- Competition – with thousands of brands advertising on major platforms like Facebook, Instagram and Twitter every day, competition is fierce. It’s important you stand out from the crowd and create ads that resonate with your target audience or you may not get the results you want.
- Limited targeting – organic social media allows advertisers to target certain demographics and keywords, but paid advertising is limited by what platforms allow. For example, Facebook only lets customers target people who have “expressed an interest” in their products or services before.
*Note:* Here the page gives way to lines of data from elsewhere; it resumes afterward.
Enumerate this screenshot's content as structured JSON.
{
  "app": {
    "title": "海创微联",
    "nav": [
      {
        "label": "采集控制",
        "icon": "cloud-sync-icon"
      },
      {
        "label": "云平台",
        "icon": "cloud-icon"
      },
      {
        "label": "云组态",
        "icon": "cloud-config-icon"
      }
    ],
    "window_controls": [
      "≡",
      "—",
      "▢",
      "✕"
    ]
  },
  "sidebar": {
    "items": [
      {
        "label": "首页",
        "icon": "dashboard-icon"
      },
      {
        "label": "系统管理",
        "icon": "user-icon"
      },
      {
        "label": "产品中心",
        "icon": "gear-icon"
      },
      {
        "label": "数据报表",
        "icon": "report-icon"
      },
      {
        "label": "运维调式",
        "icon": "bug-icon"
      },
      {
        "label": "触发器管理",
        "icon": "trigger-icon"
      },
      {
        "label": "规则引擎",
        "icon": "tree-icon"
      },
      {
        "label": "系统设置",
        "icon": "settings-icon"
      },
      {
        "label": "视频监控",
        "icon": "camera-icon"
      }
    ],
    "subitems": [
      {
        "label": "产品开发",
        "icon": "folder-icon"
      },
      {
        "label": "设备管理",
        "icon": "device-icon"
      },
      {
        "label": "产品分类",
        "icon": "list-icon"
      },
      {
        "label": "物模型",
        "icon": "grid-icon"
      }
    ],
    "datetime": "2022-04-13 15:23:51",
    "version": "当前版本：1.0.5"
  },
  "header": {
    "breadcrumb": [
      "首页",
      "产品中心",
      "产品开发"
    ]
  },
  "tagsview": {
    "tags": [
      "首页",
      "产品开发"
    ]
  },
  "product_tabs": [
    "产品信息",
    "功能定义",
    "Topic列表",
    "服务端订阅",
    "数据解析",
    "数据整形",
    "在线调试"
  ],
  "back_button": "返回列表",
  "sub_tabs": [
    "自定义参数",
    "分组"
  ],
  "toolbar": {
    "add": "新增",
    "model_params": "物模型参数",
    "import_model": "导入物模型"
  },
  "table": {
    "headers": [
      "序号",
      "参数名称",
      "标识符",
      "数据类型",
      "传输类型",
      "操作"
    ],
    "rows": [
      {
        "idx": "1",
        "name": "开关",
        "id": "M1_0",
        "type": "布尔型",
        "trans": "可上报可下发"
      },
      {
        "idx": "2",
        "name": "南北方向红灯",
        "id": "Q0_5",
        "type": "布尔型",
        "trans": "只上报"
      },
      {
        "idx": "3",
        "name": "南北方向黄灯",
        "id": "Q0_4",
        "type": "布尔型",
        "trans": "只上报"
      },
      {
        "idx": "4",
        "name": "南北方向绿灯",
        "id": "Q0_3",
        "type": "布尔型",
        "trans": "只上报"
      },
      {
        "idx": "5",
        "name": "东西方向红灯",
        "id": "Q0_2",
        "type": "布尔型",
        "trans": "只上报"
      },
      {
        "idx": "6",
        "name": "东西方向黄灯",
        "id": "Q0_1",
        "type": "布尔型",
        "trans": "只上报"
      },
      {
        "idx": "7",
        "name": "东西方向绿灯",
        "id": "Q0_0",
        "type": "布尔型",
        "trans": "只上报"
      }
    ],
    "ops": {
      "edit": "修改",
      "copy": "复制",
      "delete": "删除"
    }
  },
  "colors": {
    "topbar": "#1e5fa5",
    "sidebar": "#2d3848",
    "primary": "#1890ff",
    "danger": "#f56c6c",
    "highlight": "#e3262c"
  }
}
This can make it challenging for brands to reach new audiences without paying for boosts on popular posts.
Overall, We Think It’s A Good Idea To Use Both Paid And Organic Social Media In Your Marketing Strategy.
We’ve gone over the pros and cons of each and concluded that it would be most beneficial for businesses to ideally use both.
Paid or organic social media should not be used in isolation – it is part of a wider marketing strategy and should be used in conjunction with other marketing channels to get the best results.
Both yield short and long-run results for your business.
A good organic social media strategy can help build your brand’s reputation, drive engagement and build relationships with customers, whilst a well-planned and executed paid social media strategy can help to improve brand awareness, engagement, and ROI.
Unsure? Try Testing!
As with any marketing strategy, if you’re not sure, it might be time to run a test campaign by running an A/B split-test of both organic and paid content on Facebook as well as Instagram with different target audiences and comparing the results after each month.
This will give you some insight into how one strategy performs against another in terms of engagement rate (likes, comments, shares) and conversion rates (sign-ups, leads, sales).
Still Unsure? Gastronomic Agency Can Help.
It’s okay to ask for help sometimes and luckily Gastronomic Agency is a food marketing agency with years of experience at handling both organic and paid social media.
We can help you create a tailored social media strategy that works for your business.
Get in touch with us today for more information.
Let us know what you think of the organic vs paid social media argument: Which do you think will be better suited for your business?